User retention refers to a person's capacity to return to your product independent of how much they are utilizing it. In contrast, engagement is evaluated by determining how much time (or the “amount” of usage) a user spends using the product.
For example, say you measure user retention by saying “every time I open the facebook app”. I might literally open the app, and close it and that would count as a data point.
Say you went further and defined it as “Opened the app and liked a post on their feed”. Again, sounds cool right? That's retention? Now consider, if every single user just did that; logged in - liked- exited, how long does facebook last? It doesn't.
So this is where the complexity comes in. Perhaps a better measure would be “posting on facebook?”
Engagement looks at a broader picture of how invested users are. Do they just come in and do one action? Do they do multiple things? Do they use more and more features? Or do they find new ways to utilise the existing features into their lives? Knowing these more complex stories, through data, is what engagement is about. And no one size fits all applies.

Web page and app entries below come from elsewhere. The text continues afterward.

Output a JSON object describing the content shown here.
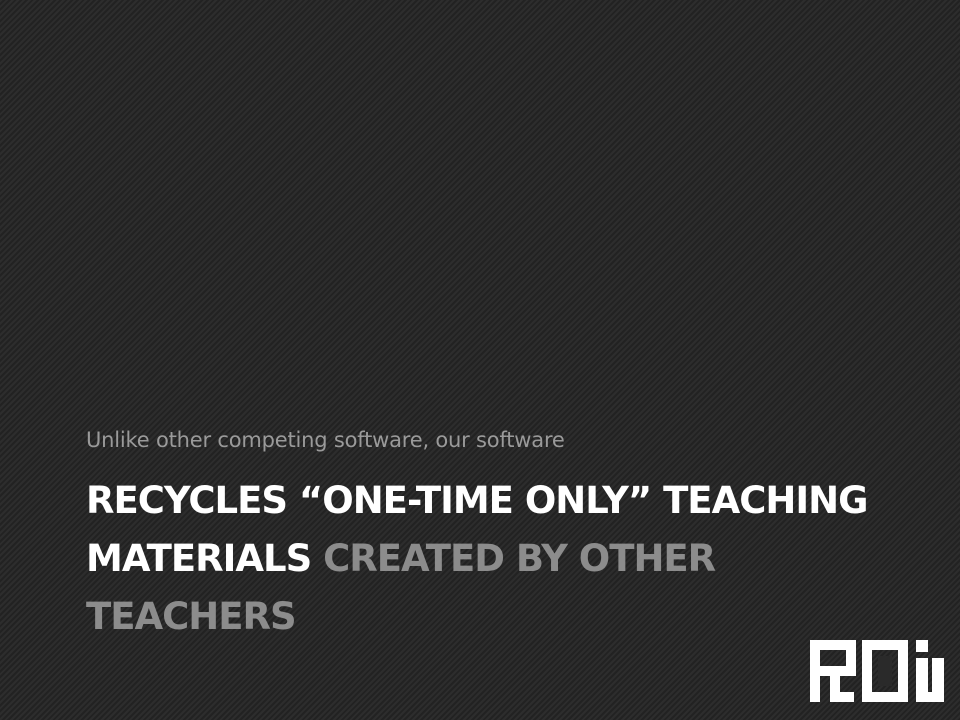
{
  "slide": {
    "subtitle": "Unlike other competing software, our software",
    "headline_line1": "RECYCLES “ONE-TIME ONLY” TEACHING",
    "headline_line2_white": "MATERIALS",
    "headline_line2_grey": "CREATED BY OTHER",
    "headline_line3_grey": "TEACHERS",
    "logo_icon": "poi-logo-icon"
  },
  "colors": {
    "background": "#2a2a2a",
    "headline_white": "#ffffff",
    "headline_grey": "#8c8c8c",
    "subtitle": "#9a9a9a"
  }
}
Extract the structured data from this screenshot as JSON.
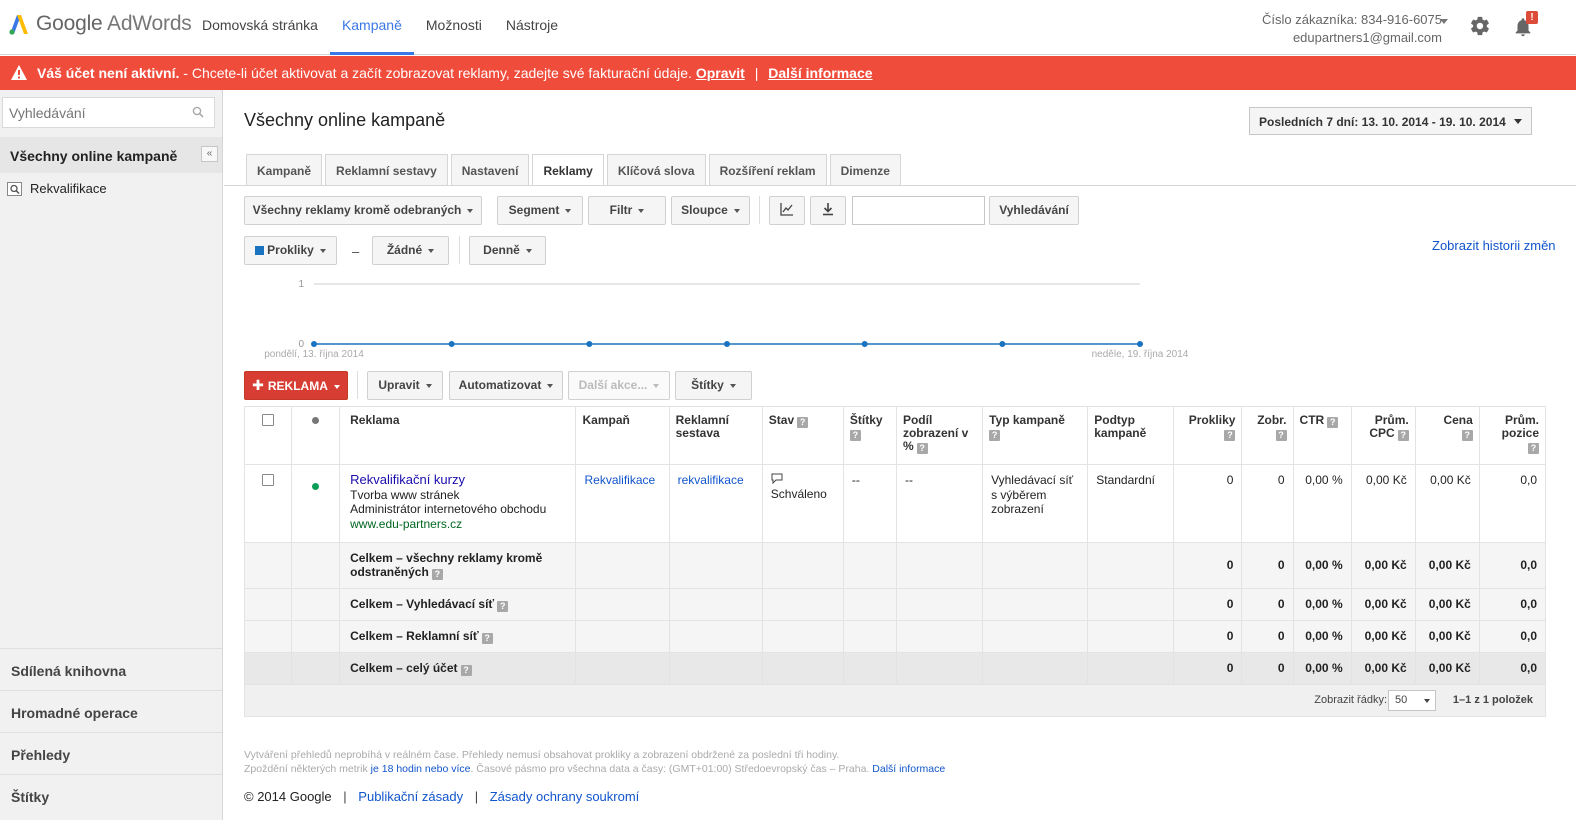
{
  "header": {
    "logo_google": "Google",
    "logo_product": "AdWords",
    "nav": [
      "Domovská stránka",
      "Kampaně",
      "Možnosti",
      "Nástroje"
    ],
    "active_nav": "Kampaně",
    "customer_id_label": "Číslo zákazníka: 834-916-6075",
    "email": "edupartners1@gmail.com",
    "notification_badge": "!"
  },
  "alert": {
    "bold": "Váš účet není aktivní.",
    "text": " - Chcete-li účet aktivovat a začít zobrazovat reklamy, zadejte své fakturační údaje.",
    "link1": "Opravit",
    "sep": "|",
    "link2": "Další informace",
    "color": "#f04c3c"
  },
  "sidebar": {
    "search_placeholder": "Vyhledávání",
    "all_campaigns": "Všechny online kampaně",
    "collapse": "«",
    "campaign": "Rekvalifikace",
    "bottom": [
      "Sdílená knihovna",
      "Hromadné operace",
      "Přehledy",
      "Štítky"
    ]
  },
  "main": {
    "title": "Všechny online kampaně",
    "date_range": "Posledních 7 dní: 13. 10. 2014 - 19. 10. 2014",
    "tabs": [
      "Kampaně",
      "Reklamní sestavy",
      "Nastavení",
      "Reklamy",
      "Klíčová slova",
      "Rozšíření reklam",
      "Dimenze"
    ],
    "active_tab": "Reklamy",
    "toolbar": {
      "filter_all": "Všechny reklamy kromě odebraných",
      "segment": "Segment",
      "filter": "Filtr",
      "columns": "Sloupce",
      "search_button": "Vyhledávání"
    },
    "chart_controls": {
      "metric1": "Prokliky",
      "dash": "–",
      "metric2": "Žádné",
      "period": "Denně",
      "history_link": "Zobrazit historii změn"
    },
    "actions": {
      "add": "REKLAMA",
      "edit": "Upravit",
      "automate": "Automatizovat",
      "more": "Další akce...",
      "labels": "Štítky"
    }
  },
  "chart_data": {
    "type": "line",
    "x": [
      "pondělí, 13. října 2014",
      "",
      "",
      "",
      "",
      "",
      "neděle, 19. října 2014"
    ],
    "series": [
      {
        "values": [
          0,
          0,
          0,
          0,
          0,
          0,
          0
        ]
      }
    ],
    "y_ticks": [
      "1",
      "0"
    ],
    "ylim": [
      0,
      1
    ],
    "grid": true,
    "line_color": "#1a73c0"
  },
  "table": {
    "headers": {
      "ad": "Reklama",
      "campaign": "Kampaň",
      "adgroup_line1": "Reklamní",
      "adgroup_line2": "sestava",
      "status": "Stav",
      "labels": "Štítky",
      "share_line1": "Podíl",
      "share_line2": "zobrazení v",
      "share_line3": "%",
      "camp_type": "Typ kampaně",
      "subtype_line1": "Podtyp",
      "subtype_line2": "kampaně",
      "clicks": "Prokliky",
      "impr": "Zobr.",
      "ctr": "CTR",
      "cpc_line1": "Prům.",
      "cpc_line2": "CPC",
      "cost": "Cena",
      "pos_line1": "Prům.",
      "pos_line2": "pozice",
      "help": "?"
    },
    "row": {
      "ad_title": "Rekvalifikační kurzy",
      "ad_line1": "Tvorba www stránek",
      "ad_line2": "Administrátor internetového obchodu",
      "ad_url": "www.edu-partners.cz",
      "campaign": "Rekvalifikace",
      "adgroup": "rekvalifikace",
      "status": "Schváleno",
      "labels": "--",
      "share": "--",
      "camp_type_1": "Vyhledávací síť",
      "camp_type_2": "s výběrem",
      "camp_type_3": "zobrazení",
      "subtype": "Standardní",
      "clicks": "0",
      "impr": "0",
      "ctr": "0,00 %",
      "cpc": "0,00 Kč",
      "cost": "0,00 Kč",
      "pos": "0,0"
    },
    "totals": [
      {
        "label": "Celkem – všechny reklamy kromě odstraněných",
        "clicks": "0",
        "impr": "0",
        "ctr": "0,00 %",
        "cpc": "0,00 Kč",
        "cost": "0,00 Kč",
        "pos": "0,0"
      },
      {
        "label": "Celkem – Vyhledávací síť",
        "clicks": "0",
        "impr": "0",
        "ctr": "0,00 %",
        "cpc": "0,00 Kč",
        "cost": "0,00 Kč",
        "pos": "0,0"
      },
      {
        "label": "Celkem – Reklamní síť",
        "clicks": "0",
        "impr": "0",
        "ctr": "0,00 %",
        "cpc": "0,00 Kč",
        "cost": "0,00 Kč",
        "pos": "0,0"
      },
      {
        "label": "Celkem – celý účet",
        "clicks": "0",
        "impr": "0",
        "ctr": "0,00 %",
        "cpc": "0,00 Kč",
        "cost": "0,00 Kč",
        "pos": "0,0"
      }
    ],
    "footer": {
      "rows_label": "Zobrazit řádky:",
      "rows_value": "50",
      "range": "1–1 z 1 položek"
    }
  },
  "notes": {
    "line1": "Vytváření přehledů neprobíhá v reálném čase. Přehledy nemusí obsahovat prokliky a zobrazení obdržené za poslední tři hodiny.",
    "line2_a": "Zpoždění některých metrik ",
    "line2_link": "je 18 hodin nebo více",
    "line2_b": ". Časové pásmo pro všechna data a časy: (GMT+01:00) Středoevropský čas – Praha. ",
    "line2_link2": "Další informace"
  },
  "footer": {
    "copyright": "© 2014 Google",
    "sep": "|",
    "link1": "Publikační zásady",
    "link2": "Zásady ochrany soukromí"
  }
}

The idea goes that, in a world of product-led growth, customers who merely “turn up for the basics” are unlikely to pay for anything. They are also more likely to stop using it. That's why engagement is so important when talking about revenue and profits.
The problem is that many startups are primarily concerned with "raising user retention” at the expense of thinking about engagement.
Many marketers utilize push notifications, remarketing etc to keep users coming back, and as useful as these are, they don't necessarily entice customers to use the product more and stay longer once they've begun.
The two are super interrelated, so focusing on user engagement and retention at the same time is the right strategy long term. The capacity to engage with people and keep them engaged is essential to success and it's also a lifelong pursuit for a company. It's a moving target. Strong engagement generally leads to better retention, and better retention generally leads to even more engagement.
For an in depth look at engagement, see my blog here, where we go into much more depth.